INPUT
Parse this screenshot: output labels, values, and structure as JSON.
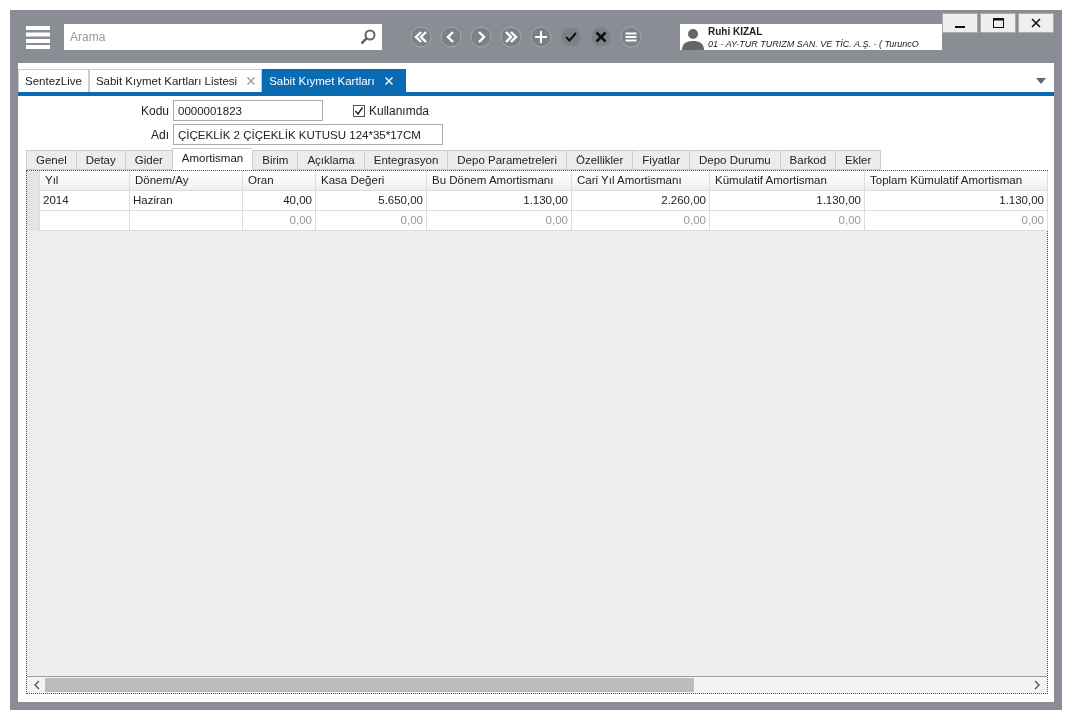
{
  "search": {
    "placeholder": "Arama"
  },
  "user": {
    "name": "Ruhi KIZAL",
    "company": "01 - AY-TUR TURIZM SAN. VE TİC. A.Ş. - ( TuruncO"
  },
  "doc_tabs": [
    {
      "label": "SentezLive",
      "selected": false,
      "closable": false
    },
    {
      "label": "Sabit Kıymet Kartları Listesi",
      "selected": false,
      "closable": true
    },
    {
      "label": "Sabit Kıymet Kartları",
      "selected": true,
      "closable": true
    }
  ],
  "form": {
    "code_label": "Kodu",
    "code": "0000001823",
    "in_use_label": "Kullanımda",
    "in_use": true,
    "name_label": "Adı",
    "name": "ÇİÇEKLİK 2 ÇİÇEKLİK KUTUSU 124*35*17CM"
  },
  "tabs": [
    {
      "label": "Genel",
      "selected": false
    },
    {
      "label": "Detay",
      "selected": false
    },
    {
      "label": "Gider",
      "selected": false
    },
    {
      "label": "Amortisman",
      "selected": true
    },
    {
      "label": "Birim",
      "selected": false
    },
    {
      "label": "Açıklama",
      "selected": false
    },
    {
      "label": "Entegrasyon",
      "selected": false
    },
    {
      "label": "Depo Parametreleri",
      "selected": false
    },
    {
      "label": "Özellikler",
      "selected": false
    },
    {
      "label": "Fiyatlar",
      "selected": false
    },
    {
      "label": "Depo Durumu",
      "selected": false
    },
    {
      "label": "Barkod",
      "selected": false
    },
    {
      "label": "Ekler",
      "selected": false
    }
  ],
  "table": {
    "columns": [
      {
        "label": "Yıl",
        "numeric": false
      },
      {
        "label": "Dönem/Ay",
        "numeric": false
      },
      {
        "label": "Oran",
        "numeric": true
      },
      {
        "label": "Kasa Değeri",
        "numeric": true
      },
      {
        "label": "Bu Dönem Amortismanı",
        "numeric": true
      },
      {
        "label": "Cari Yıl Amortismanı",
        "numeric": true
      },
      {
        "label": "Kümulatif Amortisman",
        "numeric": true
      },
      {
        "label": "Toplam Kümulatif Amortisman",
        "numeric": true
      }
    ],
    "rows": [
      {
        "kind": "data",
        "cells": [
          "2014",
          "Haziran",
          "40,00",
          "5.650,00",
          "1.130,00",
          "2.260,00",
          "1.130,00",
          "1.130,00"
        ]
      },
      {
        "kind": "new",
        "cells": [
          "",
          "",
          "0,00",
          "0,00",
          "0,00",
          "0,00",
          "0,00",
          "0,00"
        ]
      }
    ]
  }
}
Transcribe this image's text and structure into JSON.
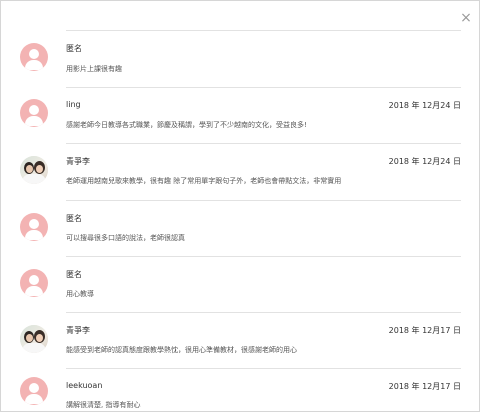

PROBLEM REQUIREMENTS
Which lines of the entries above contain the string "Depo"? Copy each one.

THE ANSWER
      "label": "Depo Parametreleri",
      "label": "Depo Durumu",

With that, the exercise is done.